Yes, Patrick Hamilton, that guy you’ve never heard of, him again, the play-write and novelist. Not to be confused with Hamilton the play… Anyway…
He achieved success at a very young age and was only 25 when his hit play, Rope made him famous and rich (as plays did back then). The Midnight Bell (novel) followed and then Gaslight (from where the term gaslighting originates) and by then he was much better known than any of his still famous contemporaries… such as Graham Greene.
That’s right, at 27 he was more famous that Graham Greene – Our Man in Havana, The Quiet American etc –And yet, you’ve still never heard of him… so why on Earth is that?
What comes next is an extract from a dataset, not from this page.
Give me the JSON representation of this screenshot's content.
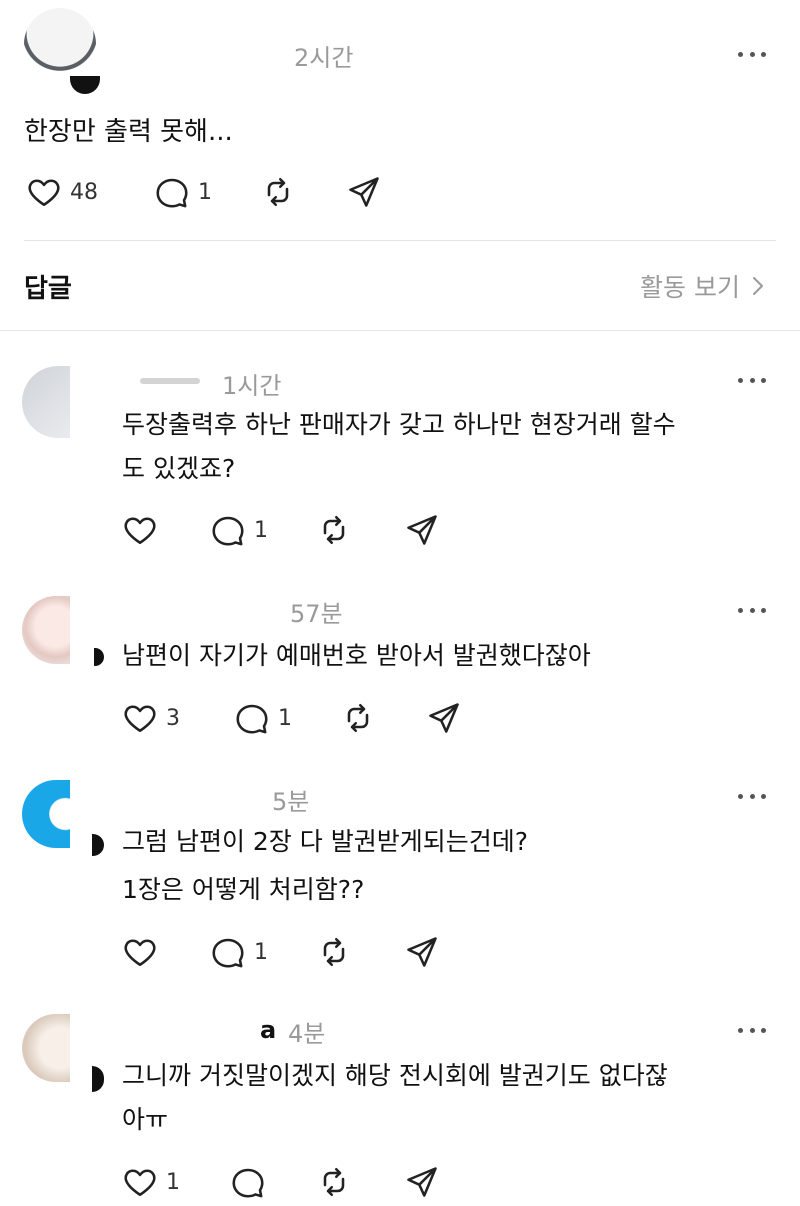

Some people like to think it’s because of his weird lifestyle and existence. (He came from wealth, fell in love with prostitutes, regularly, and got hit by a car that took his nose with it). Even after that he carried on writing hits, war-time dramas, comparable to For Whom The Bells Toll (1940) but with more tension, more drama, more guts.
Perhaps the reason we don’t treasure Hamilton in the present day is because he didn’t treasure himself. Take for example, Gaslight. He actually “borrowed” the idea of a flickering gaslight from a failed book of his brother Bruce’s, To Be Hanged (1938),
It was a massive success as we’ve already said. In New York, it had the longest run of a foreign play in Broadway history and by 1944 it had already been adapted for film, not just once but twice. However, Hamilton wrote it as a pastiche, and didn’t love it. And the name, Gaslight kind of suggests that.
“What should I call it? Blah! The gaslight kind of flickers. Gaslight, there. Done!”
It reminds me of a friend asking me (a longtime ago) What’s gaslighting? She knew the term but couldn’t guess the meaning. That’s a lot like how you have no idea what his books are about from the titles.
Martin Amis wrote once that book titles shouldn’t be too clever. That a title such as Hangover Square (referring the famous Hanover Square in west London, which was (is) a drinking haunt) and excessive drinking, was a guaranteed way to make people put your book down before they had read it. And he may have a point, Rope? What happens, no idea? There’s a dead body in a box…okay? The Slaves of Solitude, well that sounds both impersonal and depressing, nothing like the funny, weird, knowing book of the same name.
With that in mind, I have some suggestions for the next time Penguin re-releases some of Hamilton stuff… Maybe they should rename the books and Photoshop a smile on that face too.
I for one can’t wait to re-read:
“Maniac with a nine- iron” (Hangover Square), “The Talented Mr Gorsly” (Gorse) or “There’s a f**king body in the box, can’t you smell it?” (Rope).
So when we’re naming our books, looking for clever titles that will make the reader go ‘ahhhh I totally get it’, maybe we just should not bother. Spell it out. People are busy.